The first is Map Server Cache Tiling Scheme To Polygons. This tool reads a map cache tiling scheme and creates grids representing supertile boundaries at each scale of the tiling scheme. These grids help break up the annotation creation job into manageable pieces.
The next tool is Tiled Labels To Annotation. You provide the supertile grids you created, a map document, and an output workspace, and this tool creates annotation for every scale in your cache. Annotation is created for all layers in the map document that have labeling enabled.
The annotation produced by this tool gives you the same label placement you would get if creating a cache. You can then examine or query the layer for duplicate labels and delete them before you build the cache. Alternatively, you can manually clean up the annotation layer between cache updates as conflicts are noticed.
Before running the above tools on a large area, it's best to practice with a simple map using a small extent. Creating supertile grids and drawing annotation are time-intensive tasks, and you'll want to make sure you've supplied the correct parameters when you use the tools with a large map. Your practice session will also help you estimate how much time the tools may take and how much annotation they'll create.
How labeling affects tile creation speed
Computing the best locations for map labels can be a time-consuming process, and labeling can slow down your tile creation. Annotation is the fastest way to draw labels when caching because it requires no label placement decisions. Each label has predetermined coordinates that are an attribute of the label.
Using Maplex Label Engine is the slowest way to draw labels. Although Maplex offers good labeling, it can slow down map caching.
To achieve the best balance between good label placement and performance, use Maplex Label Engine to draw labels in your map document, and convert those labels to annotation and use the annotation in your map service.
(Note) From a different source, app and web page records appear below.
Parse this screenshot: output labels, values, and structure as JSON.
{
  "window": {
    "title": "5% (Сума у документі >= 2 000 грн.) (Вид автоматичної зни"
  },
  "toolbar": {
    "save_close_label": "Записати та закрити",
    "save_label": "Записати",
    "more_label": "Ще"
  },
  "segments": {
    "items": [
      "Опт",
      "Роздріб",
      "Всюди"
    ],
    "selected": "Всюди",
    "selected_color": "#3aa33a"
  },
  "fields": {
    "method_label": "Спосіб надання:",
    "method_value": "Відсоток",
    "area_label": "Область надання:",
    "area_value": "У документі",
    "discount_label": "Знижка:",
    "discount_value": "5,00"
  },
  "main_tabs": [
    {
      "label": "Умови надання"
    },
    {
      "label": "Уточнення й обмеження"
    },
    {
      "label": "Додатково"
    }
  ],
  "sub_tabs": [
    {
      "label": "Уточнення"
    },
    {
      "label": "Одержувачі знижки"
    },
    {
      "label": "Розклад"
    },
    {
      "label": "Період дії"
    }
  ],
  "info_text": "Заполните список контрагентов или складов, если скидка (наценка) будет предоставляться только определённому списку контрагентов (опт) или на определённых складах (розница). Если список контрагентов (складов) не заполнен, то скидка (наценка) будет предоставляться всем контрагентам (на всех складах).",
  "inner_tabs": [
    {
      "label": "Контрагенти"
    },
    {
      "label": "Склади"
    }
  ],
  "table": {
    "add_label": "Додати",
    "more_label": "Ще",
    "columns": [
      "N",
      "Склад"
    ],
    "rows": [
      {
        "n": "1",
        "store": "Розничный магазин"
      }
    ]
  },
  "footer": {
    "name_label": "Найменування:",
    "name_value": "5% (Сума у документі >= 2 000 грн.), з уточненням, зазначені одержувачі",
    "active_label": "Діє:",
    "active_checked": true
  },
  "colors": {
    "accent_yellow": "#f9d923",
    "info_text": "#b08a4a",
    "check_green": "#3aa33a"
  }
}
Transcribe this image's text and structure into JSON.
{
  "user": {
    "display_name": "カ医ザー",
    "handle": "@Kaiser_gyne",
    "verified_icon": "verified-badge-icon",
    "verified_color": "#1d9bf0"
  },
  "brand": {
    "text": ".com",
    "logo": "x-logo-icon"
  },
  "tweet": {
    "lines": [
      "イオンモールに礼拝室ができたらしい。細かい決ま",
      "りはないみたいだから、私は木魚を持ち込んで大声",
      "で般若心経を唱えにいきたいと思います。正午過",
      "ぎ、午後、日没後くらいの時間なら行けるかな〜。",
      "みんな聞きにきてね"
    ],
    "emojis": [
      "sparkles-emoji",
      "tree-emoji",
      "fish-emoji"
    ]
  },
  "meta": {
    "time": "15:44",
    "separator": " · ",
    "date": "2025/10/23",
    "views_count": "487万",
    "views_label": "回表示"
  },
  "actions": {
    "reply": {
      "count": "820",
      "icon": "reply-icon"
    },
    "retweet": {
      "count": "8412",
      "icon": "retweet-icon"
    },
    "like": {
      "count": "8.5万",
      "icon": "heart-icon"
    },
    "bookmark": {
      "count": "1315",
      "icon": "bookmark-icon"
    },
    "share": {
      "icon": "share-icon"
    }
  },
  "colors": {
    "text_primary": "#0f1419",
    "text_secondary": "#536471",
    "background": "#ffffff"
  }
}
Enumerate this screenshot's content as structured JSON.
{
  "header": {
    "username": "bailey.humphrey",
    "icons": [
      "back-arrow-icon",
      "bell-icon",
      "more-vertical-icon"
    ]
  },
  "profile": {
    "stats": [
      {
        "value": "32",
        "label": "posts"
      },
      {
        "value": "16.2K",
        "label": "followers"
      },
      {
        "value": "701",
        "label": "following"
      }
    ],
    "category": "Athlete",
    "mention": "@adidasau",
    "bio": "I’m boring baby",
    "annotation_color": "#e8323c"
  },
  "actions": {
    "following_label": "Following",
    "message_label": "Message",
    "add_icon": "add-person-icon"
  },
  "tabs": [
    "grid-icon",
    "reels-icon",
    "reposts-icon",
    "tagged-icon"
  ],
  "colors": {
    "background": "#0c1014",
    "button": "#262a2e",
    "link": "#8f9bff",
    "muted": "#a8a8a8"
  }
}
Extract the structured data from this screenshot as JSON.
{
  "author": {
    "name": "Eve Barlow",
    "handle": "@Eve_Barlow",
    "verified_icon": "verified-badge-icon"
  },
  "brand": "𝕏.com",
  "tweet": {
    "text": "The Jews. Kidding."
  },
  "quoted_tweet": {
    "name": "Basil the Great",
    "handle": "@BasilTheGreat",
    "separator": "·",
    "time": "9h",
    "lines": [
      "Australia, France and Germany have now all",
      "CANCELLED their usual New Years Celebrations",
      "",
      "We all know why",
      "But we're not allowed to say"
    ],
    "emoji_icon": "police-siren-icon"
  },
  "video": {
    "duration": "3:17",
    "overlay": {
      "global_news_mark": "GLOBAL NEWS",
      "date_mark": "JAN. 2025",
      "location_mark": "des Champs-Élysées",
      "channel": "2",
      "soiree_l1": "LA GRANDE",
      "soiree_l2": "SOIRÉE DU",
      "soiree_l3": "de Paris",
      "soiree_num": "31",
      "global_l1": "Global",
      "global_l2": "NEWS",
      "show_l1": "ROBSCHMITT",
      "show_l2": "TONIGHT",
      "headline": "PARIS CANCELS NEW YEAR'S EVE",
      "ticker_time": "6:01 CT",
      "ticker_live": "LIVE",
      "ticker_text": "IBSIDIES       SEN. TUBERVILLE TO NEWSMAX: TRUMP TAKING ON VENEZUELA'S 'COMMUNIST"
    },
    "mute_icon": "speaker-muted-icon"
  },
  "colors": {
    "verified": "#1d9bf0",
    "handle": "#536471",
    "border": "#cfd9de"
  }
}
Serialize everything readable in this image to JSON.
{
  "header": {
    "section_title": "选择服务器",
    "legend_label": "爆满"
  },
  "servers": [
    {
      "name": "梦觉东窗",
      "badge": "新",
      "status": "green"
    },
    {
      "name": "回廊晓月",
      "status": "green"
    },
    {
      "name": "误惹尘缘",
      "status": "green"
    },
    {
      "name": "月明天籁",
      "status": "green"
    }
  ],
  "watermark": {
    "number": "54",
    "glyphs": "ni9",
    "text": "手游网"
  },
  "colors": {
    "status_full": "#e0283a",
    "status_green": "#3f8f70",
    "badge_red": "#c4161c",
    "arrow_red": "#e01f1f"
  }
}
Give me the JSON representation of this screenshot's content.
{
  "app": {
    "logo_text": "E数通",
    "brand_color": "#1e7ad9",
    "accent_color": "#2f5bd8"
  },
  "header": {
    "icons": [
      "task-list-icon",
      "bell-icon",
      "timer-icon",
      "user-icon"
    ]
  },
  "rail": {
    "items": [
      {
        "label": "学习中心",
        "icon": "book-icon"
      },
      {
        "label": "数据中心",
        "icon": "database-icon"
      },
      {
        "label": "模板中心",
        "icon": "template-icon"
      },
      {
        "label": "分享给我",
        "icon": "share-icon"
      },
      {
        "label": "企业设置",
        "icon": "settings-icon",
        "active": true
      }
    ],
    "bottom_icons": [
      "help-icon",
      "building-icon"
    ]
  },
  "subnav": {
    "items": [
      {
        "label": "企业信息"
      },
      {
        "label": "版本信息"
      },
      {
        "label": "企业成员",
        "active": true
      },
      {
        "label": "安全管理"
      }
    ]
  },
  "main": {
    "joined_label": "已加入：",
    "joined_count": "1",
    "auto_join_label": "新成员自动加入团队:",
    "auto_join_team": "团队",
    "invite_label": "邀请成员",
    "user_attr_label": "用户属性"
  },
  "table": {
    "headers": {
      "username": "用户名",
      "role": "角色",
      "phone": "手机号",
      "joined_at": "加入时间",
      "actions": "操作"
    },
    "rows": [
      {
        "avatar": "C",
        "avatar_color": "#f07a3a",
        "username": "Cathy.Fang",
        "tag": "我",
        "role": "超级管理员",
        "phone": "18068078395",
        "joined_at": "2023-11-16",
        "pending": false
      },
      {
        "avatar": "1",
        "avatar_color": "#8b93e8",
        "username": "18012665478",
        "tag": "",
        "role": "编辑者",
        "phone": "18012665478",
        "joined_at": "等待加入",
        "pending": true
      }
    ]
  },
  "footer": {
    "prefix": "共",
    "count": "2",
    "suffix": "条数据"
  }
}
Maplex can use a lot of memory. Before you use Maplex to build an entire cache, build a test cache and examine your system's memory usage while the tiles are being created. If memory usage is approaching your machine's limit, consider disabling Maplex. Failure to do so can lead to instability and possible crashes when creating tiles.
Determine whether to maintain labels in a separate cache
Vector features and their associated labels are usually included in the same cache. It's rare that you'll have a compelling reason to allow users to turn off the labels; however, isolating the labels from the features in separate caches is a good option if you need to do this.
Typically labels should not be included in caches of imagery. This allows the imagery to be used on its own or reused in other applications. Multiple imagery caches with different label sets burned into the tiles take up cumulatively more space on disk than one imagery cache with multiple label overlay caches.